Françoise Lombard, CEO of Proparco, Michael Jongeneel, CEO of FMO, Roland Siller, CEO of DEG, Scott Nathan, CEO of US DFC and Markus Berndt, Acting Managing Director at EIB Global reflected on DFIs’ joint ambitions and collaborative platforms to advance cooperation between DFIs, based on key principles: trust, mutual understanding, and transparency. Looking forward, more collaboration in terms of harmonisation and innovation is expected.

We should go further in terms of harmonisation. As DFIs, we need to speak the same language which requires shared definitions, standards and methodologies. This is crucial for both our clients and or institutions in order to reinforce impact generation and credibility towards civil society” emphasized Françoise Lombard, CEO of Proparco.

“With EIB global, we aim to enhance the impact of EIB activities outside the EU. As such, we also want to ensure we can be a better partner for other DFIs and partners, to spur the dialogue, and ensure a strengthening of Team Europe,” added Markus Berndt, Acting Managing Director at EIB Global.


SPUR innovation FOR private sector mobilisation

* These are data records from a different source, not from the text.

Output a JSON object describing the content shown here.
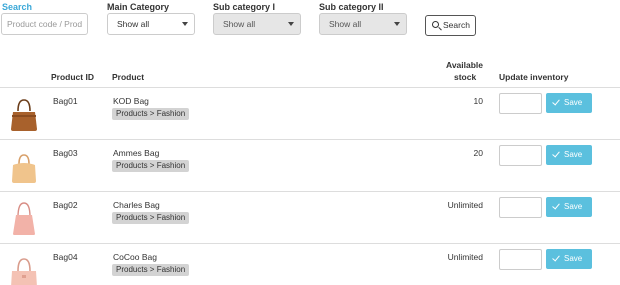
{
  "filters": {
    "search": {
      "label": "Search",
      "placeholder": "Product code / Product name"
    },
    "main_category": {
      "label": "Main Category",
      "value": "Show all"
    },
    "sub_category_1": {
      "label": "Sub category I",
      "value": "Show all"
    },
    "sub_category_2": {
      "label": "Sub category II",
      "value": "Show all"
    },
    "search_button": "Search",
    "accent_color": "#3aa8d8"
  },
  "table": {
    "headers": {
      "product_id": "Product ID",
      "product": "Product",
      "stock_line1": "Available",
      "stock_line2": "stock",
      "update": "Update inventory"
    },
    "rows": [
      {
        "id": "Bag01",
        "name": "KOD Bag",
        "category": "Products > Fashion",
        "stock": "10",
        "save": "Save",
        "thumb_color": "#a8612c"
      },
      {
        "id": "Bag03",
        "name": "Ammes Bag",
        "category": "Products > Fashion",
        "stock": "20",
        "save": "Save",
        "thumb_color": "#f0c48c"
      },
      {
        "id": "Bag02",
        "name": "Charles Bag",
        "category": "Products > Fashion",
        "stock": "Unlimited",
        "save": "Save",
        "thumb_color": "#f2b2a8"
      },
      {
        "id": "Bag04",
        "name": "CoCoo Bag",
        "category": "Products > Fashion",
        "stock": "Unlimited",
        "save": "Save",
        "thumb_color": "#f4c2b4"
      }
    ]
  },
  "save_button_color": "#5bc0de"
}
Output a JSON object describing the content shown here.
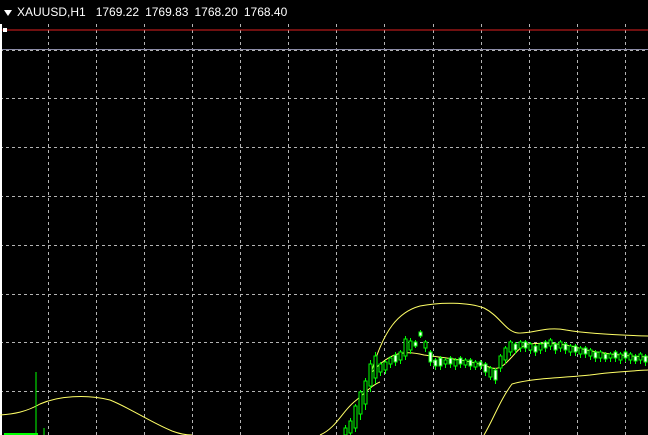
{
  "header": {
    "symbol_timeframe": "XAUUSD,H1",
    "open": "1769.22",
    "high": "1769.83",
    "low": "1768.20",
    "close": "1768.40"
  },
  "colors": {
    "background": "#000000",
    "grid": "#b4b4b4",
    "bid_line": "#e02020",
    "ask_line": "#8c8ca8",
    "bull_candle": "#00ff00",
    "bear_candle_fill": "#ffffff",
    "bollinger_bands": "#ffff66",
    "volume_spike": "#00ff00"
  },
  "chart_data": {
    "type": "candlestick",
    "indicator": "Bollinger Bands",
    "grid": true
  }
}
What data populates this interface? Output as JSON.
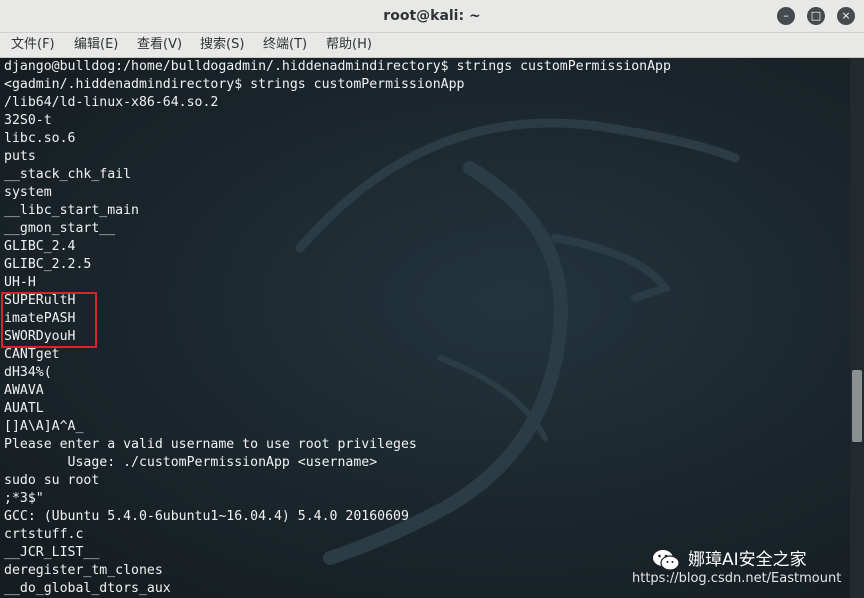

The pandemic forced the international community to rethink to new ways of working, innovate and collaborate to deliver more impact. Koen Doens, Director General, Directorate General for International Partnerships at the European Commission outlined the European Commission’s geopolitical strategy to build on the EU and member states’ long-standing experience in working strategically and effectively with international partners to shape world that is green, digital and fair, with equal opportunity for all.

DFIs and partners discussed ways to innovate and collaborate to deliver more impact, setting a strong example for private investors, notably through the Team Europe approach and the Global Gateway initiative. Several new DFI initiatives are emerging in Europe. Experts at the meeting explored how DFIs can become more catalytic to mobilise private impact investors.


During the Annual General Meeting, EDFI also confirmed the mandate of its Board of Directors, consisting of the CEOs of five member institutions and a Chairman serving in an individual capacity. The EDFI Board for the coming year involves the following members:

  • Bruno Wenn– Chairman
  • Antonella Baldino– Chief International Development Finance Officer, CDP
  • Maria Hammarskjöld Håkansson– CEO, Swedfund
  • Françoise Lombard– CEO, PROPARCO
  • Nick O’Donohoe– CEO, BII
  • Luuk Zonneveld– CEO, BIO




To conclude the annual gathering, Søren Peter Andreasen CEO of EDFI presented the upcoming milestones for European DFIs. Collaboration, mobilisation and harmonisation will be top priorities on EDFI’s innovation agenda in the coming year.
“We are challenged to deliver on the demanding mandate that DFIs have. We are working in countries that are confronting several crisis, local or global in nature. These years are not only testing the resilience of our clients but also of our own institutions. This makes solidarity very important, together, we are stronger” he concluded.

The next EDFI Annual Meeting with shareholders and partners will take place on 25-26 May in Denmark, hosted by IFU, the Danish DFI.




Participants included representatives from:

EDFI members:

  • BIO
  • BII
  • CDP development finance – SIMEST
  • DEG
  • Finnfund
  • FMO
  • IFU
  • Norfund
  • OeEB
  • Swedfund

DFIs shareholders

  • Austria, Ministry of Finance
  • Belgium, Ministry for Development Cooperation
  • Denmark, Ministry of Foreign Affairs
  • Finland, Ministry of Foreign Affairs
  • Italy, Ministry of External Affairs and Development
  • Italy, Ministry of Economy and Finance
  • Portugal, Ministry of Foreign Affairs
  • Sweden, Ministry for Foreign Affairs
  • Sweden, Ministry of Innovation
  • Switzerland, SECO
  • United Kingdom, Foreign, Commonwealth & Development Office


  • BlueOrchard
  • Cardano Development
  • CDP
  • Czech Republic, NRB
  • D20 Long Term Investors Club
  • EBRD
  • EIB
  • European Commission
  • FinDev Canada
  • Luxembourg, Ministry of Finance
  • Poland, BGK
  • US DFC
  • TCX